The name derives from Etruscula, a village founded perhaps in the times of the Roman Republic, or more likely from truiscu, 'mountain pepper', a herbaceous plant that thrived in the hills surrounding the village, used to clean donkeys and horses. Villanova Truschedu, the setting of the Flavio Soriga's novel 'Sardinia Blues', is a characteristic village with 300 inhabitants lying in the hinterland of Oristano in the territory of Barigadu, on the banks of the river Tirso. The historic town of this charming and welcoming village, structured around the parish church of Sant’Andrea Apostolo, is known as Ruinas, indicating the ruins of a Roman village, located along the road that connected Forum Traiani to the Campidano plain, playing a strategic economic and military role. The most fascinating place of worship is the late-Romanesque Sanctuary di san Gemiliano, characterised by the muristenes or cumbessias, small houses used by the faithful during the novenas for the saint celebrated in September, whilst the patron Sant'Andrea, is celebrated in late November.

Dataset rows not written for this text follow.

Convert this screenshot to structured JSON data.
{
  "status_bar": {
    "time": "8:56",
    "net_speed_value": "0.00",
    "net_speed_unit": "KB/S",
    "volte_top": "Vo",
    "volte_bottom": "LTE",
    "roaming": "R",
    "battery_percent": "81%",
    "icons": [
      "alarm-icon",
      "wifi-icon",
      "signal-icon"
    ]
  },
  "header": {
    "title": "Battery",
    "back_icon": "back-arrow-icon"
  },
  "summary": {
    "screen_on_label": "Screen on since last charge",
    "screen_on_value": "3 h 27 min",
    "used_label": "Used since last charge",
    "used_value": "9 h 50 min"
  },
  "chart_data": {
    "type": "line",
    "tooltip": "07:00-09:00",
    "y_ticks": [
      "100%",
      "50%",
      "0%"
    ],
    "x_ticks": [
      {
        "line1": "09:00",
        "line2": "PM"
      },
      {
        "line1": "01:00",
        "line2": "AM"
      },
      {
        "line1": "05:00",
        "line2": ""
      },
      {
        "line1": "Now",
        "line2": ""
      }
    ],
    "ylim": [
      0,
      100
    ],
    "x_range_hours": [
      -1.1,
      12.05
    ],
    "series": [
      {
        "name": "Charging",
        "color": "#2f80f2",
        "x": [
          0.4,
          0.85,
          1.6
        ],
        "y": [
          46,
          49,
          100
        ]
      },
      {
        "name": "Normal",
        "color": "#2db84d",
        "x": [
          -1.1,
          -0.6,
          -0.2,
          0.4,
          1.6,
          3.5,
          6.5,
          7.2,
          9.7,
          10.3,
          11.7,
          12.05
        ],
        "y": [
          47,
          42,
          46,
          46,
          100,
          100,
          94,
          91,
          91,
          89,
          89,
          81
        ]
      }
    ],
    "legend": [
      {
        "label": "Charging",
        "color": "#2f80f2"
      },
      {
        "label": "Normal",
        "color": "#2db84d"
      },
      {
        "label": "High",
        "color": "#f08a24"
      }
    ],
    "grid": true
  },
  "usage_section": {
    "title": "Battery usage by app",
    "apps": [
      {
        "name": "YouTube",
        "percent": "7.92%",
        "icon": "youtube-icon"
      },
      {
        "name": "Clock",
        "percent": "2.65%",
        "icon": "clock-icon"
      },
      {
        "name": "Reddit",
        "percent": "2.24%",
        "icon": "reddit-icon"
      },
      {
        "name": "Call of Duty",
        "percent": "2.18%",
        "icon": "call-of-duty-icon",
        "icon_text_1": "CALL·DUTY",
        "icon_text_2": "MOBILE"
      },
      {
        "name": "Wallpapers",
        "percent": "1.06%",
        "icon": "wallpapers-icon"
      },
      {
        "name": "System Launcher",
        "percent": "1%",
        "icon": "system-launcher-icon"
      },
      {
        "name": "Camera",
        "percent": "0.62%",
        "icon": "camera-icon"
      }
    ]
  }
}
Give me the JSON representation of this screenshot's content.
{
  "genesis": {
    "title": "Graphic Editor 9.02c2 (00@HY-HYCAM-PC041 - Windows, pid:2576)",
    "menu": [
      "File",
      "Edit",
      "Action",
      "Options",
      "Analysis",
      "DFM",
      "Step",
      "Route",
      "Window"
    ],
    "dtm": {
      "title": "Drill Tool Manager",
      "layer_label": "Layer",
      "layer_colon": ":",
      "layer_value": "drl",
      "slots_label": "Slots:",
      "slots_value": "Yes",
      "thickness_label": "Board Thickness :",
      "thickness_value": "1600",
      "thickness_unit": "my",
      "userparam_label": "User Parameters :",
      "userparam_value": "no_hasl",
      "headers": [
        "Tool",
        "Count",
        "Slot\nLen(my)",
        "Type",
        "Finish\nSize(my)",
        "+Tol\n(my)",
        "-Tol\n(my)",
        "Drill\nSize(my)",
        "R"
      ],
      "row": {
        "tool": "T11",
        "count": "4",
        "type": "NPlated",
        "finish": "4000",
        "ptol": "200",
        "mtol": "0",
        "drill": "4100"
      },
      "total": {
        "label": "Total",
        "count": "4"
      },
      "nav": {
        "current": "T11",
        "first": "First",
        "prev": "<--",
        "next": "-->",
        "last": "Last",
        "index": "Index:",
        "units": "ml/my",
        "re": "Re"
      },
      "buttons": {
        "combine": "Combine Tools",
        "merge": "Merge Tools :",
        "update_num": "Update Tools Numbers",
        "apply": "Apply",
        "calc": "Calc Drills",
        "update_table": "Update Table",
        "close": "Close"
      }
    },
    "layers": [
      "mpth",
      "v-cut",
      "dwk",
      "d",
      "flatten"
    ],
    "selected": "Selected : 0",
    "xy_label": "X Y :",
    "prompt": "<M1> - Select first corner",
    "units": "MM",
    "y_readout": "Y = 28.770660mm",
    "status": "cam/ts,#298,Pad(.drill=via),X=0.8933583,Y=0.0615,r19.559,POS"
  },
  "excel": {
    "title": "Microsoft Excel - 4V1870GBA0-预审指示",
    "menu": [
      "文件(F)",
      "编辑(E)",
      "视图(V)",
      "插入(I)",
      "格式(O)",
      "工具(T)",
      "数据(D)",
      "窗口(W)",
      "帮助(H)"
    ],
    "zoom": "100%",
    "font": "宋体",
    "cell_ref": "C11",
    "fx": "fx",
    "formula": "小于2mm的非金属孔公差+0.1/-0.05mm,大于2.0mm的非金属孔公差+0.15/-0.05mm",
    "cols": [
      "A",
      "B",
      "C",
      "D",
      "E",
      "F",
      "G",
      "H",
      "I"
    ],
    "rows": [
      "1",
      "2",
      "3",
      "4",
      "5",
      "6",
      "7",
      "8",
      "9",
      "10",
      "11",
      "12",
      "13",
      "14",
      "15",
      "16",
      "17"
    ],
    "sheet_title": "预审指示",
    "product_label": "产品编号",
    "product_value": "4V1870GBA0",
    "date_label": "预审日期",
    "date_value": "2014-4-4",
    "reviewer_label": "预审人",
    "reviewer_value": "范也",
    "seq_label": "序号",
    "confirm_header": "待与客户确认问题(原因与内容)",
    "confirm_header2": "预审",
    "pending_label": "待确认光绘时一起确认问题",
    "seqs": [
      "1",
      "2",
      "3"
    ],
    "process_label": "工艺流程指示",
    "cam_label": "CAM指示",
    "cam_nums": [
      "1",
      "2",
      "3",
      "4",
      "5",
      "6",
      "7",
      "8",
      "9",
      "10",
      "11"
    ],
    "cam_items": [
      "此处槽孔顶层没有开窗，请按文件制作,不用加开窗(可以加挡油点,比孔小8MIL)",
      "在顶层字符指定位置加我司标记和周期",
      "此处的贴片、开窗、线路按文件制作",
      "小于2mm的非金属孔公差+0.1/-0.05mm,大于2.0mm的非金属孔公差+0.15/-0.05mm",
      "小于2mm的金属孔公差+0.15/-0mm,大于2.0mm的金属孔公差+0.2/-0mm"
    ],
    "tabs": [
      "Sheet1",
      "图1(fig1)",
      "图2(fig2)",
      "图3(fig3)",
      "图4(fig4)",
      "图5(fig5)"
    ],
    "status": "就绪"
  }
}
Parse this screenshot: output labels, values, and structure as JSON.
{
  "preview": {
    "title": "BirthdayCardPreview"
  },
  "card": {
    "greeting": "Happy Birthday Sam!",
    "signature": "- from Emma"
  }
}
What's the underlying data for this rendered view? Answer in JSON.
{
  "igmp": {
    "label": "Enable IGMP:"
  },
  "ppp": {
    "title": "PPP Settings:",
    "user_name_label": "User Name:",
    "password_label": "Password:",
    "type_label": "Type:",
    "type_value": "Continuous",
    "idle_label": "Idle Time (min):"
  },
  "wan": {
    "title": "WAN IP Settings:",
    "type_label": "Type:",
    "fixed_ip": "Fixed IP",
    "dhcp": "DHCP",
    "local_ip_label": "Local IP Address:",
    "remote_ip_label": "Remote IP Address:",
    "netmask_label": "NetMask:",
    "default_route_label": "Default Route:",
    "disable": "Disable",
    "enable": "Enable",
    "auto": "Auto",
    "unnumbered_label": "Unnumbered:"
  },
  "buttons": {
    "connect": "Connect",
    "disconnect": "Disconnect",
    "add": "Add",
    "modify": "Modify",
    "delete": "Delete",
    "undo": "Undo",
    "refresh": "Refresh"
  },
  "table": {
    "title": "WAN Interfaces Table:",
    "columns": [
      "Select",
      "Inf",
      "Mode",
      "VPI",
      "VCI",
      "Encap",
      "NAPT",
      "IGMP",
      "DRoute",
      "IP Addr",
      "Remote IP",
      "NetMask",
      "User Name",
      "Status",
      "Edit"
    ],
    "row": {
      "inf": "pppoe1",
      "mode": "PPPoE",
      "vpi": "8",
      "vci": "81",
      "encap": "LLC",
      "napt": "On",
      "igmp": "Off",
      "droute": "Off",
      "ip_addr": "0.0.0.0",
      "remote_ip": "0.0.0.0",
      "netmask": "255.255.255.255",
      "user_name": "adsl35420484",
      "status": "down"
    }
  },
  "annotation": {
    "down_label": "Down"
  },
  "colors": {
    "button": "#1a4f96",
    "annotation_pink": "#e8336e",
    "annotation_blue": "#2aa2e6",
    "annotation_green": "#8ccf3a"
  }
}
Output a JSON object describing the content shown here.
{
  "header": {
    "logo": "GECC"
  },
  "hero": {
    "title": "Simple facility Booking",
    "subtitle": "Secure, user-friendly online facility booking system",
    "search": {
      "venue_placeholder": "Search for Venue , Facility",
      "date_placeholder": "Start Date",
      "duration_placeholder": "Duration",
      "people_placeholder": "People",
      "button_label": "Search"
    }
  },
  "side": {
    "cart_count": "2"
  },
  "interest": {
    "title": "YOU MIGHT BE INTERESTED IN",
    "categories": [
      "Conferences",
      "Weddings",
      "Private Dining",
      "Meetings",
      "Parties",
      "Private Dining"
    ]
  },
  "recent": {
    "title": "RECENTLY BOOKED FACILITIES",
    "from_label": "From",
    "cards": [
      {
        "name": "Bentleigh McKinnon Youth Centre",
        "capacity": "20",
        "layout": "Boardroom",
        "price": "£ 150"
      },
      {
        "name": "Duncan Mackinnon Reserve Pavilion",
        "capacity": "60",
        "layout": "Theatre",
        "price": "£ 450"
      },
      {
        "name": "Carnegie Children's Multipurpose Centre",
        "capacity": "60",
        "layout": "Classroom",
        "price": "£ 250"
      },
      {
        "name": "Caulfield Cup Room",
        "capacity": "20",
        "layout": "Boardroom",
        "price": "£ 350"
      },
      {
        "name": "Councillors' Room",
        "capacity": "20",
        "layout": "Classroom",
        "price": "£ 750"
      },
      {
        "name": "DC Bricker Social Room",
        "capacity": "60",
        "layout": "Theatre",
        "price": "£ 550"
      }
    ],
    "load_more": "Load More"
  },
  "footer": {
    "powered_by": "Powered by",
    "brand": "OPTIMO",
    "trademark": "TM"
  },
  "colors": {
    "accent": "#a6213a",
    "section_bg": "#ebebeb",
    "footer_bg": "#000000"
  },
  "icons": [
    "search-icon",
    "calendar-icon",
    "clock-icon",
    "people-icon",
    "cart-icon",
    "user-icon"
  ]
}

The area has a very high density of Nuragic structures, with it being possible to visit the complexes of San Gemiliano, Dominigu Porru, Zoppianu and, above all, next to the Santuario di San Gemiliano, the majestic Nuraghe di Santa Barbara, a complex structure with main tower and additional body, which contains a courtyard and a secondary tower. With a base of almost seven metres in diameter, the chamber of the main tower is one of the largest on the island, whilst the chamber of the secondary structure is surrounded by a series of openings. Both have a tholos (false dome) roof that is almost intact. The Nuraghe is surrounded by a settlement that lasted throughout the Roman and then medieval times, its name evoking the existence of a sanctuary from Byzantine or subsequent times. The Nuragic settlement consisted of multi-chamber huts with rooms of different shapes and with differing functions, arranged around open courtyards and other structures. The settlement is bordered by a wall built with large blocks, perhaps for defensive purposes, enclosing an area of almost one hectare, estimated to have housed about 150 inhabitants. Next to the south-western side are quadrangular rooms built with smaller stones or with blocks made from almost-overlapping Nuragic structures, being Roman and early Medieval buildings. In the exhibition hall inside the complex of the Nuraghe Losa in Abbasanta, finds discovered during excavations are on display.